■ WORK ITEM ■
Count the lines below that hold the word "this" and say how many, with no other text.
*** Block opens ***
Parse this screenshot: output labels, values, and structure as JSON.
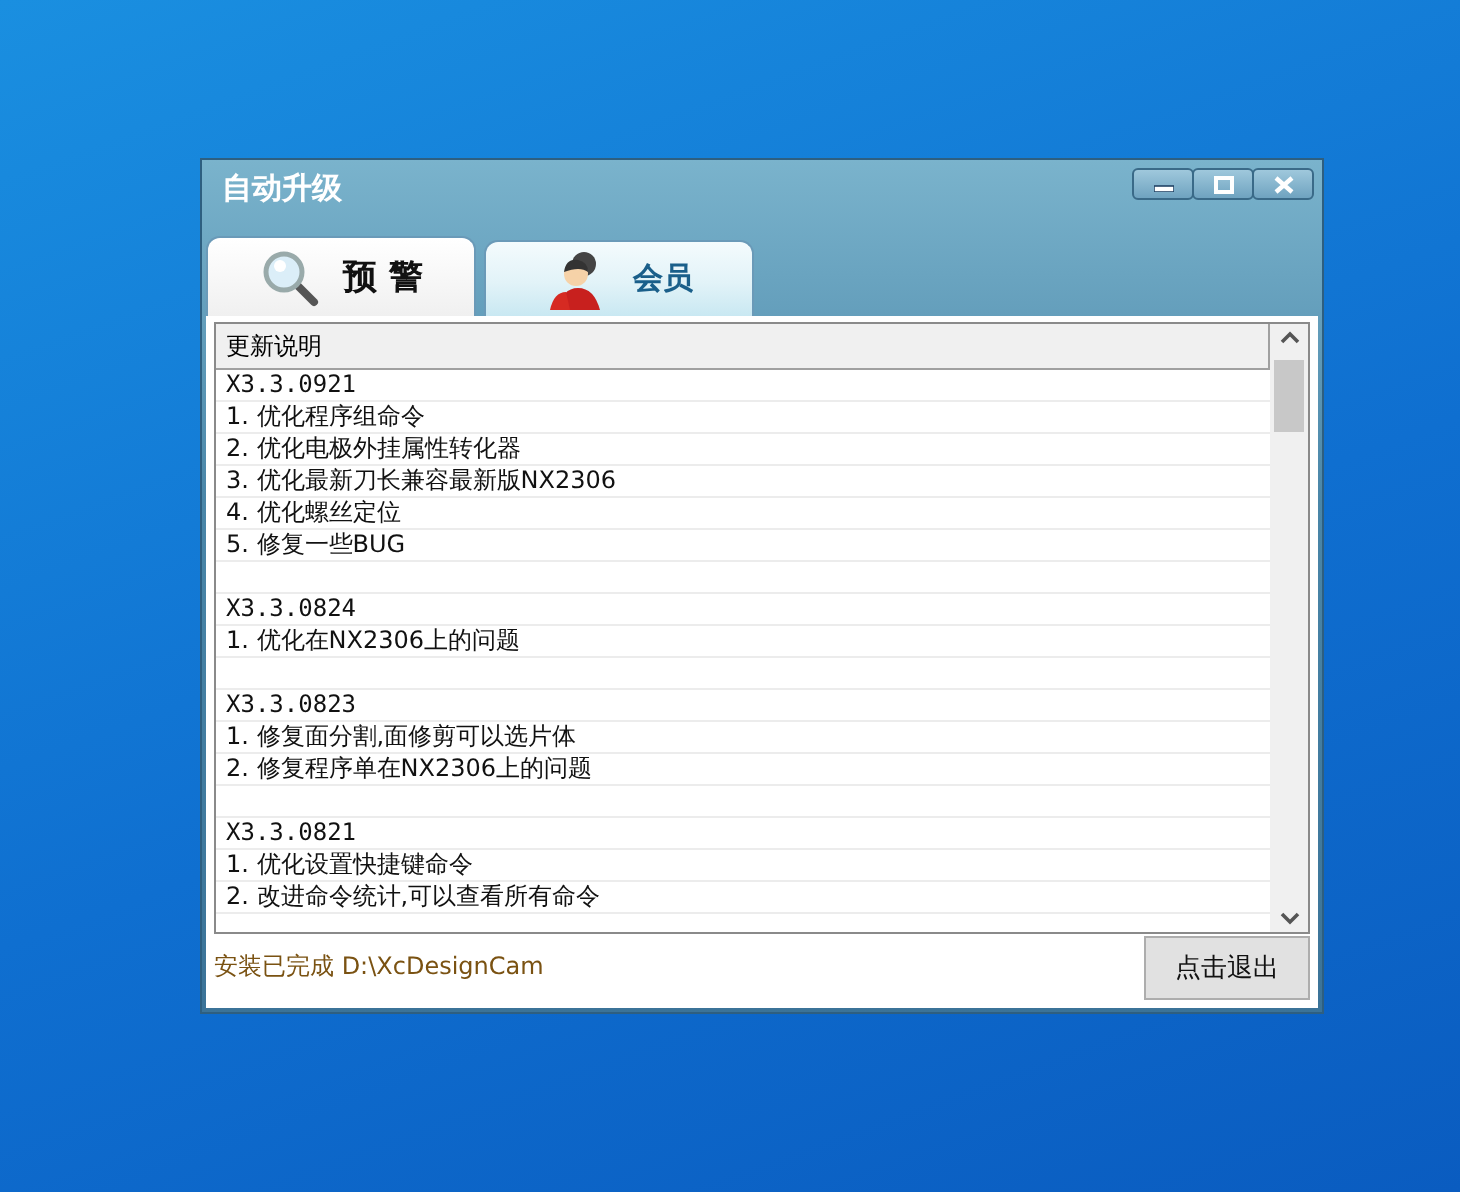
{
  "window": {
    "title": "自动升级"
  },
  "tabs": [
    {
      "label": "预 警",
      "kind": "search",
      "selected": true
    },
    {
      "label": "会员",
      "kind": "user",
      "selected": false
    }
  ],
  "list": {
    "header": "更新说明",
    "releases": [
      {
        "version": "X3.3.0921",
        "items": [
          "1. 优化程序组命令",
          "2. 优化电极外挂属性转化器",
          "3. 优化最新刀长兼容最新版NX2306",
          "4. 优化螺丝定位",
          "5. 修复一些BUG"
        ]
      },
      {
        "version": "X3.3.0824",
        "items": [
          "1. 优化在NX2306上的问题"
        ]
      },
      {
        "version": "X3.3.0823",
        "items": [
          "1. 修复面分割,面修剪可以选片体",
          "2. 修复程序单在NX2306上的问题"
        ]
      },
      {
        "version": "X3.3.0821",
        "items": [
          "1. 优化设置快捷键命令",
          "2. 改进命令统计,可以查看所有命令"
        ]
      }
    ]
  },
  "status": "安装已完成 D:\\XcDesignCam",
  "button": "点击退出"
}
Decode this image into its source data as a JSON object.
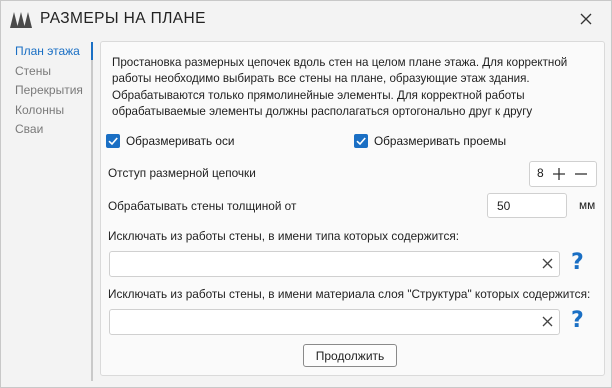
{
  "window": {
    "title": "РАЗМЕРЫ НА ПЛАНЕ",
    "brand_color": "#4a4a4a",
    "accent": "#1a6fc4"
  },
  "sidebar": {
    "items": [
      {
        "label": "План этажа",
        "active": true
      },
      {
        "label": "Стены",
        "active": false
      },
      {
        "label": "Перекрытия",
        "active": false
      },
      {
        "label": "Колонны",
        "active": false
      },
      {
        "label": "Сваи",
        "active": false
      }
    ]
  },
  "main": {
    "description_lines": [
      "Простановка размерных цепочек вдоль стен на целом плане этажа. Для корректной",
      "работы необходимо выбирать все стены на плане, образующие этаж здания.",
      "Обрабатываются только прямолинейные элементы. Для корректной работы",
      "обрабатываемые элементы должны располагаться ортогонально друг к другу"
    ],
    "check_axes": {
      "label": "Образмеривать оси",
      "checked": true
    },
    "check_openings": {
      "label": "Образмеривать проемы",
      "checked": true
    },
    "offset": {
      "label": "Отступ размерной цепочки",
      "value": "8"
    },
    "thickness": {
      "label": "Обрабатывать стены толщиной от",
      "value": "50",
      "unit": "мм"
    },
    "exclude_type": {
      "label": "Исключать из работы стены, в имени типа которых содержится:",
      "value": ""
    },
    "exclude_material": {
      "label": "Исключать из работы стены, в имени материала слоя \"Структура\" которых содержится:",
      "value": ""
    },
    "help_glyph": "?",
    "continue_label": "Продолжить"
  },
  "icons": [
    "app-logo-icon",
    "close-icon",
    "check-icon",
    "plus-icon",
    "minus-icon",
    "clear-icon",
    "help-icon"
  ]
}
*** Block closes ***
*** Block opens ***
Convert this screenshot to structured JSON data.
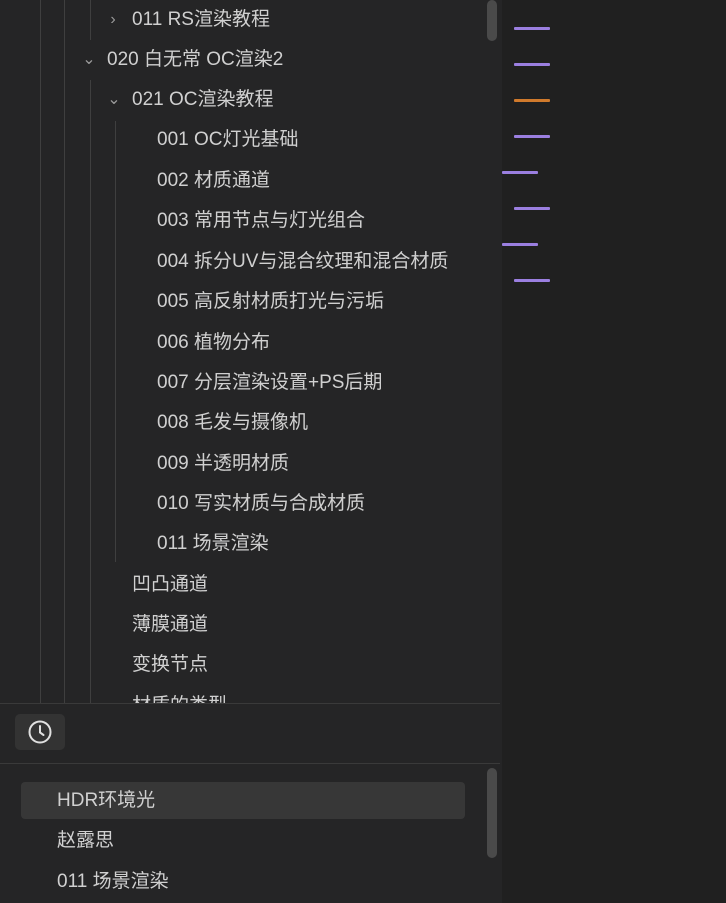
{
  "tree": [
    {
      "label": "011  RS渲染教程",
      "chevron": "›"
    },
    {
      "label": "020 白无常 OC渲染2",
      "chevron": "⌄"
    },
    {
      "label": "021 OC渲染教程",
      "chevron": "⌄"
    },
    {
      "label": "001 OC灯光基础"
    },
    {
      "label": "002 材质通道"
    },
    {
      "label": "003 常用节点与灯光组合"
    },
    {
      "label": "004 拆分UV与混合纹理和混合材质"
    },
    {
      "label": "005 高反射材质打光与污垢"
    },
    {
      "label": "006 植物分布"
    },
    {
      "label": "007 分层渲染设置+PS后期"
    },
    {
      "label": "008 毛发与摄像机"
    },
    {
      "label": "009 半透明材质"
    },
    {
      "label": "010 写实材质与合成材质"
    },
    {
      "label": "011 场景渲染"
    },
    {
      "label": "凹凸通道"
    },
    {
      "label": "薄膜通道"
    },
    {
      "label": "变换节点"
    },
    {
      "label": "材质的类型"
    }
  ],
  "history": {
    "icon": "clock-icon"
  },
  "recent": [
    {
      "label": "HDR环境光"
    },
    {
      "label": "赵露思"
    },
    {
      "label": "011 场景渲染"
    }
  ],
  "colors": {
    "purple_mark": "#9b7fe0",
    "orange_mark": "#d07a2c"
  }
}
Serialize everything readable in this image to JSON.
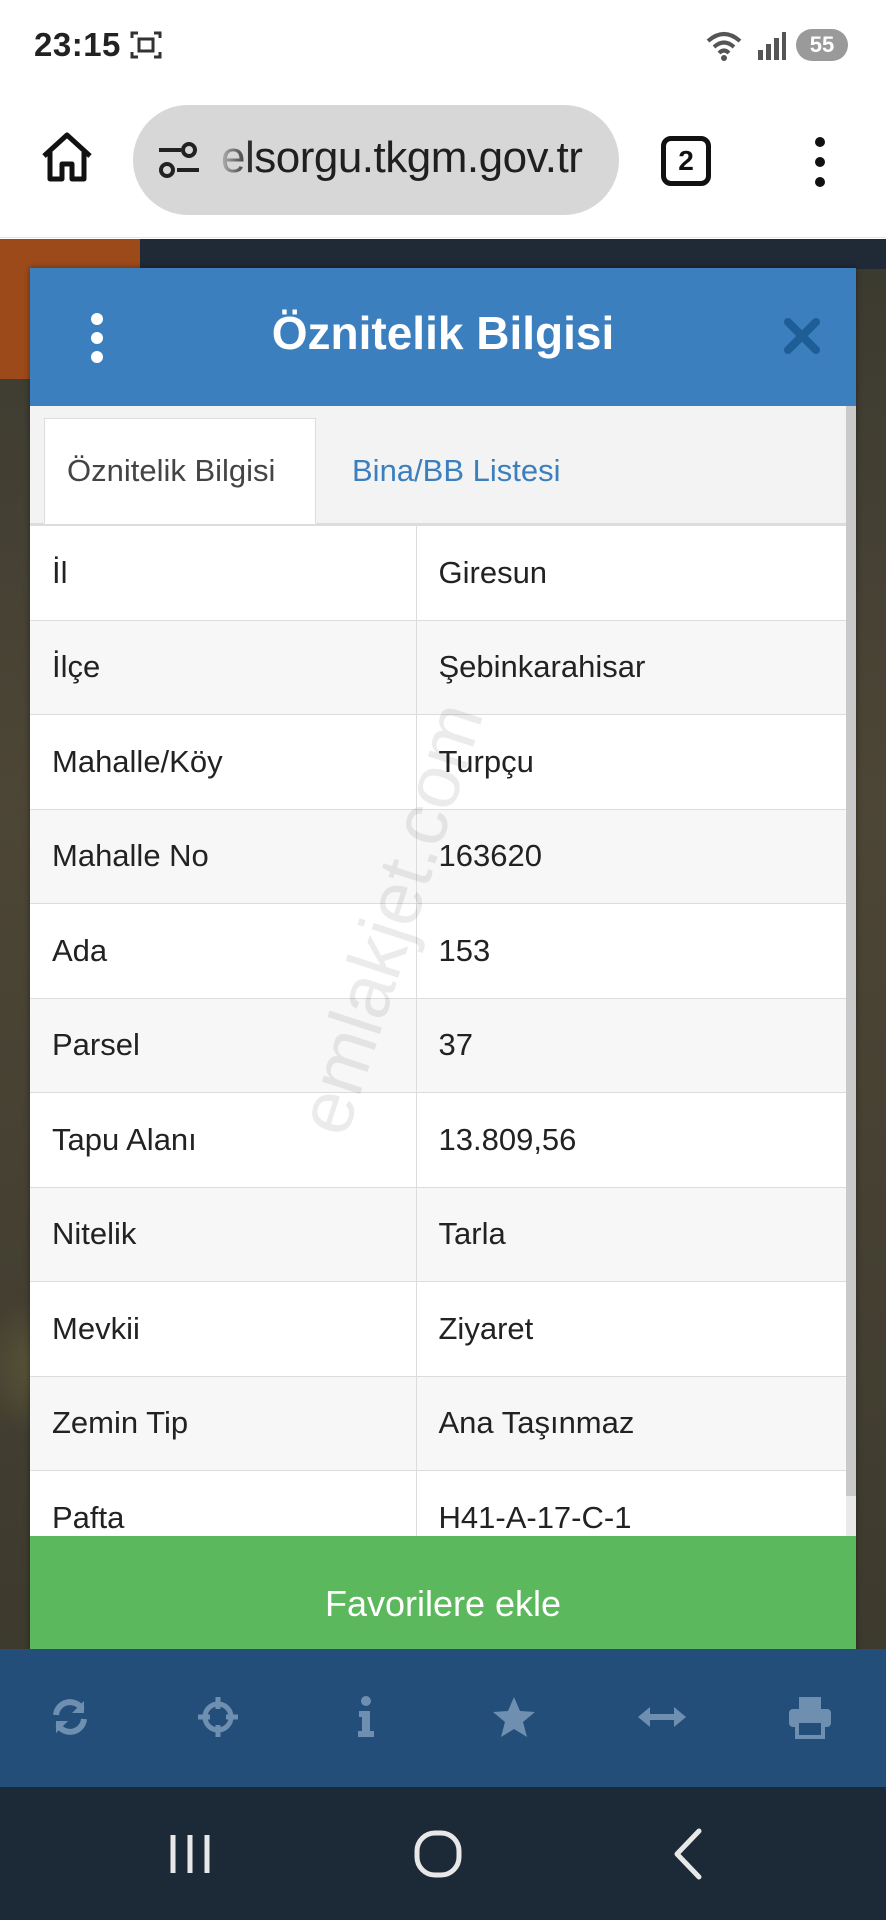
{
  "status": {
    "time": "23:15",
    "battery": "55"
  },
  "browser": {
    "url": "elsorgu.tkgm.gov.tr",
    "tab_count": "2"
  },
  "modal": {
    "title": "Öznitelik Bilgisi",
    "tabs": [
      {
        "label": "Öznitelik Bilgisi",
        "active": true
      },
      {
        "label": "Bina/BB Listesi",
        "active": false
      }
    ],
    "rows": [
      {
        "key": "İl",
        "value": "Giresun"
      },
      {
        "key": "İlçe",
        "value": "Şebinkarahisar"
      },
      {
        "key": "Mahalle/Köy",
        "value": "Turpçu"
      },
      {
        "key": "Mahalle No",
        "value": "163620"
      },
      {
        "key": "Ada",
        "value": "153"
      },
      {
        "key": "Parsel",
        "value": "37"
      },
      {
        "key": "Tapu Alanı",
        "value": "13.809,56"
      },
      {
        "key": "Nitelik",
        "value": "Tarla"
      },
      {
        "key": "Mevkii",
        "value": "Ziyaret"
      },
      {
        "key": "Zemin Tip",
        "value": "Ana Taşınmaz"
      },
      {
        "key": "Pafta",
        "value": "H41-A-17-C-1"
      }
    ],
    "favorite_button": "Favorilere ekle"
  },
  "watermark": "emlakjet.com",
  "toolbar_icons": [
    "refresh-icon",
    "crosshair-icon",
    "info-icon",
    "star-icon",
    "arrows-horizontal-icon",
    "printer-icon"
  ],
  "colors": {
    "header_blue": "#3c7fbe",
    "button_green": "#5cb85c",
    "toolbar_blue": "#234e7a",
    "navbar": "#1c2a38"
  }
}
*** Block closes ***
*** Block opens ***
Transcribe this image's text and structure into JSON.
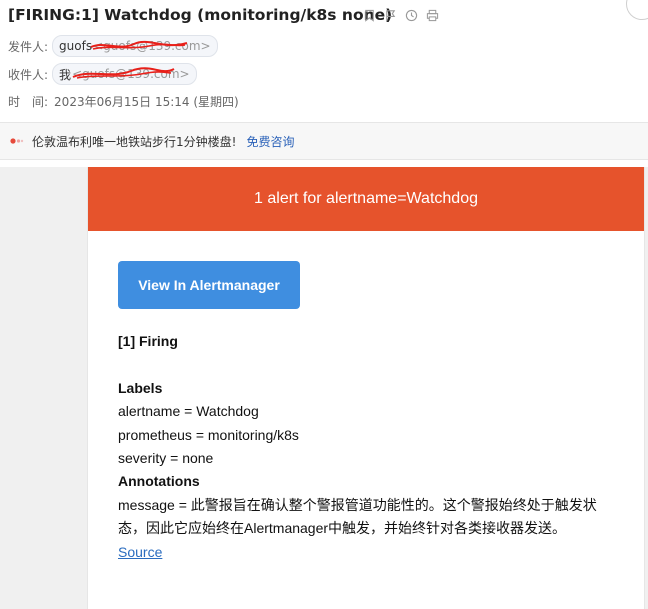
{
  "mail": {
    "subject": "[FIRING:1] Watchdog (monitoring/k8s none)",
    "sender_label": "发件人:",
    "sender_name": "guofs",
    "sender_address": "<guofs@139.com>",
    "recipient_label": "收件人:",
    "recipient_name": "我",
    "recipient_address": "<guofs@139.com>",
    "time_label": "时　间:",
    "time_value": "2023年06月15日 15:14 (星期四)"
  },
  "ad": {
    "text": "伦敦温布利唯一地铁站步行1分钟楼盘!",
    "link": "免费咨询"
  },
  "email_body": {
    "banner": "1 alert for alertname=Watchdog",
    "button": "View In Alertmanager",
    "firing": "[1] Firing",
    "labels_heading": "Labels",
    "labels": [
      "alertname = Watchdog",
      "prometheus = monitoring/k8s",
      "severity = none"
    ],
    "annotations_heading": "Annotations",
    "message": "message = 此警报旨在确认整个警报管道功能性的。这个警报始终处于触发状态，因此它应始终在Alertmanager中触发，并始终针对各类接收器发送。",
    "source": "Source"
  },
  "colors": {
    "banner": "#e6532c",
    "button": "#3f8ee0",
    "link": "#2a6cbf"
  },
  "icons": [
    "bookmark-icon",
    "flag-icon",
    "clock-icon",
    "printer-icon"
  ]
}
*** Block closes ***
■ WRITTEN SOLUTION ■
5